Could Fibromyalgia Be Linked to Accident Trauma?

Jay Stillman

4 min read
Cormorbidity of Diseases: Click To Expand
Cormorbidity of Diseases: Click To Expand

Oftentimes, the most challenging part of an injury case is relating and connecting the injuries to the trauma of the collision.

This is especially true with injuries not fully understood by the medical profession, including fibromyalgia.

There is evidence that this painful and often lifetime condition can be triggered by a trauma, especially when no symptoms were present before an accident. A lot depends on the treating physician, and his opinion of whether the condition was brought on by the trauma of an accident.

If you developed fibromyalgia after a physical trauma, it is important to stress to your doctor the severity of the collision and that symptoms appeared only after the collision.

Medical research is continually re-examining the basis of disease and the latest breakthroughs are focusing on auto-immune diseases, including fibromyalgia. However, this cutting-edge research is typically slow in percolating through the medical system and into your doctor’s office. The latest evidence is that this condition is often triggered by high impact trauma such as a car or truck accident.

If you have a look at the top mainstream online medical resource information, you will see that they suggest various alternative remedies for relief of fibromyalgia symptoms, and not much else. No drug therapy is available which cures fibromyalgia; the drugs often prescribed, either gabapentin or pregabalin (brand name Lyrica), target pain and are also prescribed for diabetic nerve pain and shingles.

There is a large category of auto-immune diseases (also referred to as Th1 inflammatory diseases) in which genes play a role, and gene linkage tends to be a marker, but not a definitive predictor. In other words, once you have the disease, looking at the genes can confirm your diagnosis, but it can’t sufficiently explain why you got sick. Other factors in the equation are missing. In fact, auto-immune diseases like fibromyalgia are still the “black hole” of medicine, meaning that frequently sufferers are not helped, or indeed even diagnosed. That has meant that patients struggle, only to be told that there’s nothing “really” wrong, or “it’s all in your head.”

Better news is on the way, as researchers are now looking at the largely-ignored human microbiome for clues to other disease causes. Every human has many cells in his or her body, but about 90% of these cells are not human cells, but microbes which inhabit our body as individual cells, or as “biofilms”—layers of microbial communities inside our bodies. These play a major part in the development of autoimmune disease, as do environmental factors such as a high-carbohydrate diet and stress.

The newly-discovered mechanism is called HGT—horizontal gene transfer, and refers to microbial injection of its genetic material into the host or another pathogen. Many of these diseases are linked, so that once common pathways are discovered there will be hope for many patients with differing symptoms, including those with fibromyalgia. In this model, genes may simply point to which areas in your body are the most susceptible.

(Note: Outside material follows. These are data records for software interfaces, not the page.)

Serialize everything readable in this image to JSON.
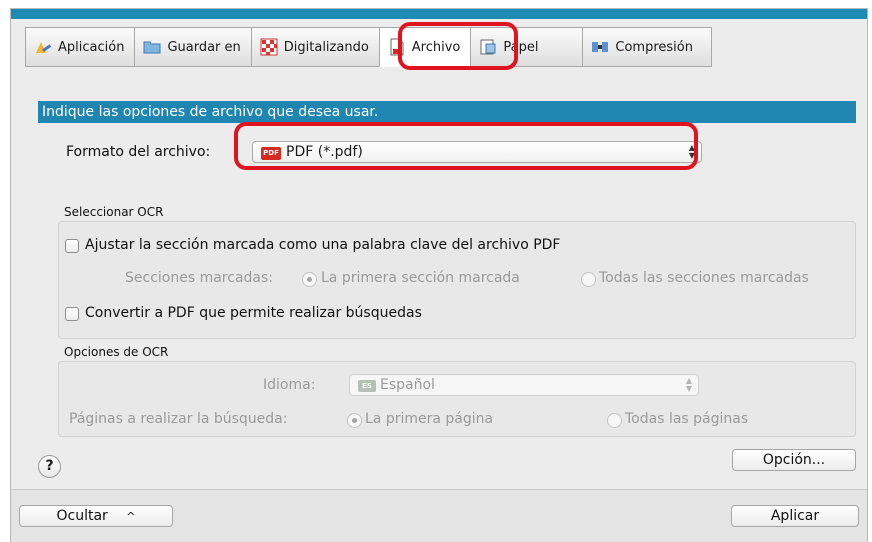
{
  "tabs": [
    {
      "label": "Aplicación",
      "icon": "application-icon"
    },
    {
      "label": "Guardar en",
      "icon": "folder-icon"
    },
    {
      "label": "Digitalizando",
      "icon": "scanning-icon"
    },
    {
      "label": "Archivo",
      "icon": "file-icon",
      "active": true
    },
    {
      "label": "Papel",
      "icon": "paper-icon"
    },
    {
      "label": "Compresión",
      "icon": "compression-icon"
    }
  ],
  "header": {
    "instruction": "Indique las opciones de archivo que desea usar."
  },
  "file_format": {
    "label": "Formato del archivo:",
    "badge": "PDF",
    "value": "PDF (*.pdf)"
  },
  "ocr_select": {
    "group_label": "Seleccionar OCR",
    "keyword_checkbox": "Ajustar la sección marcada como una palabra clave del archivo PDF",
    "marked_sections_label": "Secciones marcadas:",
    "first_section": "La primera sección marcada",
    "all_sections": "Todas las secciones marcadas",
    "searchable_checkbox": "Convertir a PDF que permite realizar búsquedas"
  },
  "ocr_options": {
    "group_label": "Opciones de OCR",
    "language_label": "Idioma:",
    "language_badge": "ES",
    "language_value": "Español",
    "pages_label": "Páginas a realizar la búsqueda:",
    "first_page": "La primera página",
    "all_pages": "Todas las páginas"
  },
  "buttons": {
    "help": "?",
    "option": "Opción...",
    "hide": "Ocultar",
    "hide_chevron": "^",
    "apply": "Aplicar"
  },
  "colors": {
    "accent_blue": "#1f86b2",
    "highlight_red": "#e0141e"
  }
}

Surprisingly, a plan of long-term antibiotics and diet developed by the Autoimmunity Research Foundation, the “Marshall Protocol”, may provide an eventual cure for auto-immune disease, which seems to be caused by bacteria which have disrupted normal immune function. Going back to our original question, there may be no way of knowing whether you picked up these harmful bacteria in the hospital, or whether you were already exposed and the trauma weakened your resistance. What is certain is that this is one more challenge to your recovery.

Stillman & Friedland hopes that this information helps you along in your recovery. If you are interested in other people’s personal stories and information on the innovative Marshall Protocol, please see the ARF website and their Bacteriality page for a sample of personal answers to health questions. Another good source of cutting-edge medical research is the Sanford-Burnham Foundation’s Beaker blog. We encourage you or a loved one to explore the latest information available and share it with your treating physician, or another medical professional who is open to innovation.

At Stillman and Friedland we stay informed so we can do everything possible to assure you are compensated for all your injuries, those well known and those not as well understood.

Call jay or mike anytime at 615-244-2111 or